Shane Oliver, head of investment strategy and chief economist at Australian financial services firm AMP, said the scale of the rate increase was above market expectations. He said "the RBA appears to have partly accepted the argument that it had to do something decisive in order [to] signal its resolve to get inflation back down."
Analysts had widely expected the central bank to hike rates, given the rapid rise in inflation. Prices of food, petrol and other consumer goods were all up in the last quarter.
Australia's consumer price index jumped 2.1% for the first quarter, exceeding expectations of a 1.7% increase, data showed last week. On an annual basis, consumer inflation rocketed 5.1% — the highest since 2001 and higher than expectations for a 4.6% increase.
Lowe acknowledged in his statement that inflation had picked up more than expected, though it remains lower than in most other advanced economies.

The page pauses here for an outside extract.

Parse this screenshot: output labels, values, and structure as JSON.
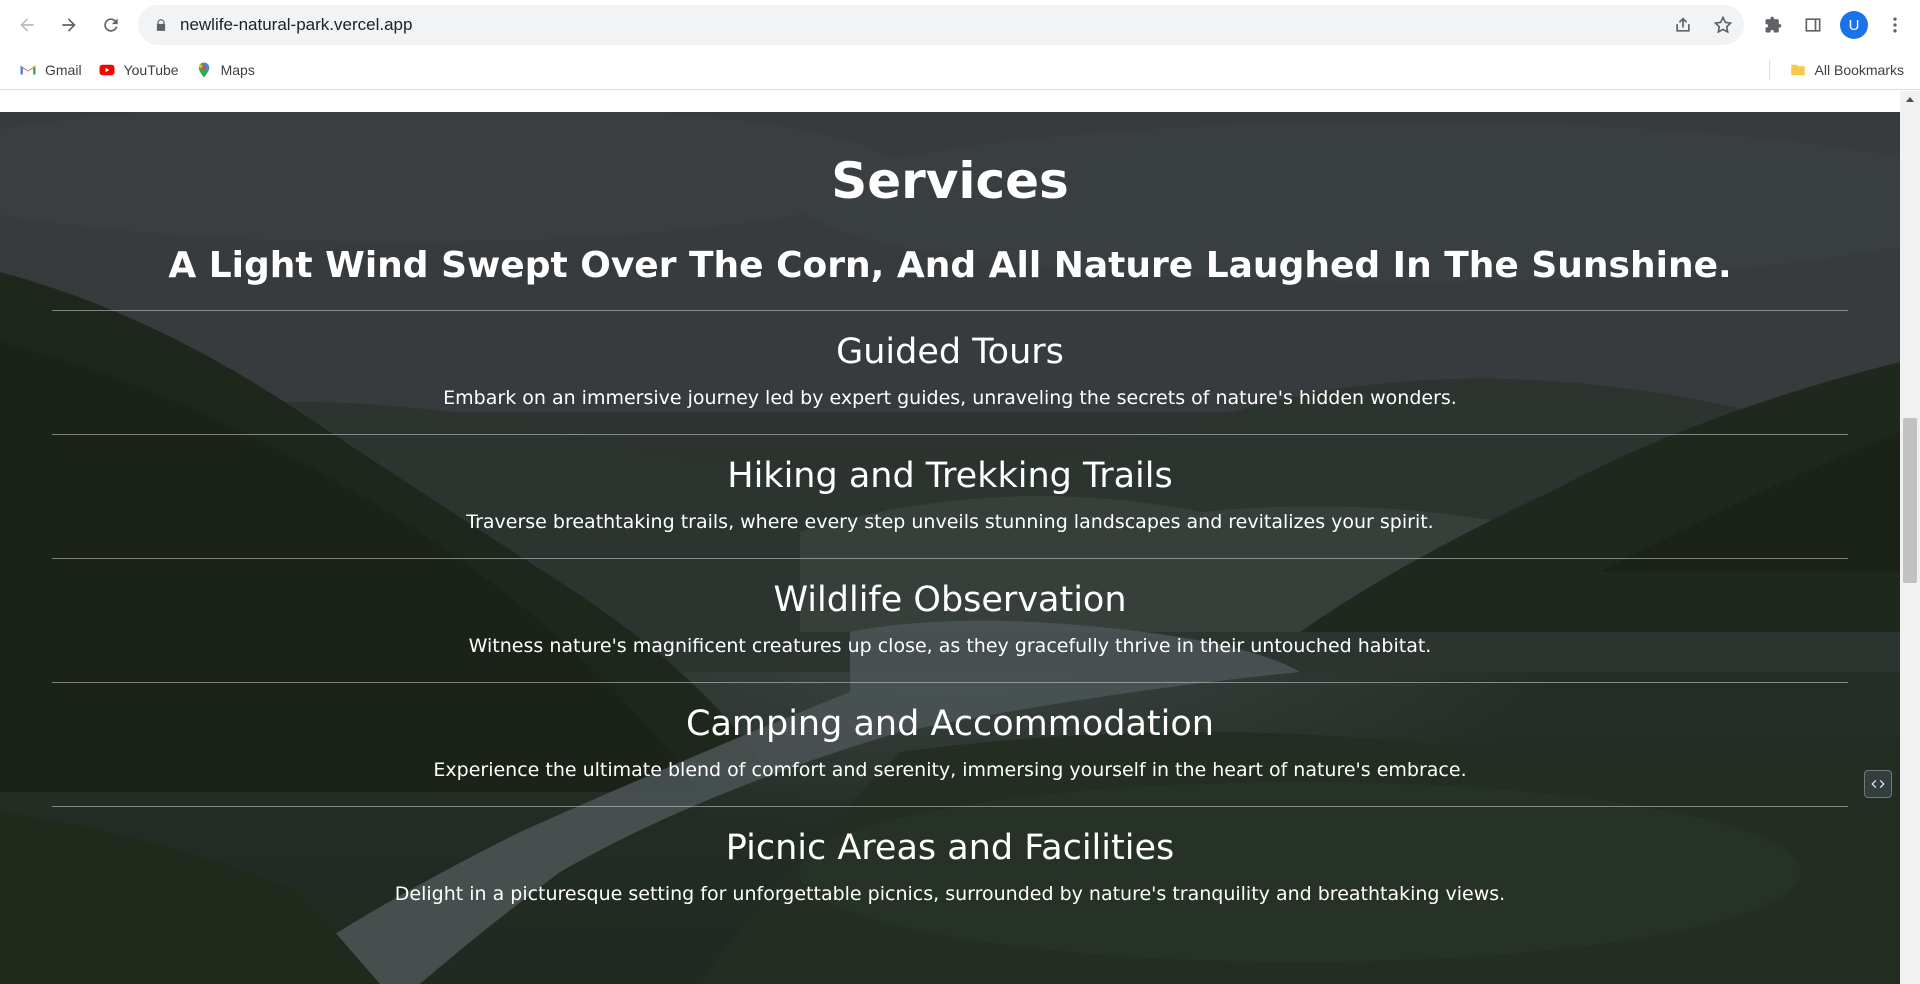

"This rise in inflation largely reflects global factors. But domestic capacity constraints are increasingly playing a role and inflation pressures have broadened, with firms more prepared to pass through cost increases to consumer prices," he said.
A further increase in prices is expected in the near term, but as supply side disruptions are resolved, Lowe said inflation is expected to decline back toward the country's target range of between 2% to 3%.
The outlook for Australia's gross domestic product also "remains positive" and is forecast to grow by 4.25% over 2022 and 2% next year, Lowe said. However, he noted there were uncertainties that may hit the global economy, such as the Russia-Ukraine war and Covid disruptions in China.
AMP's Oliver said he expects the cash rate to rise to 1.5% by year end and to 2% by the middle of next year.
"Rate hikes are unlikely to de-rail the economic recovery just yet as monetary policy is still very easy, but they will add to the slowdown in home prices, where we see dwelling prices falling 10 to 15% into early 2024," he said following the announcement.
"Banks are likely to pass the RBA's rate hike on in full to their variable rate customers and deposit rates will also start to rise," Oliver added.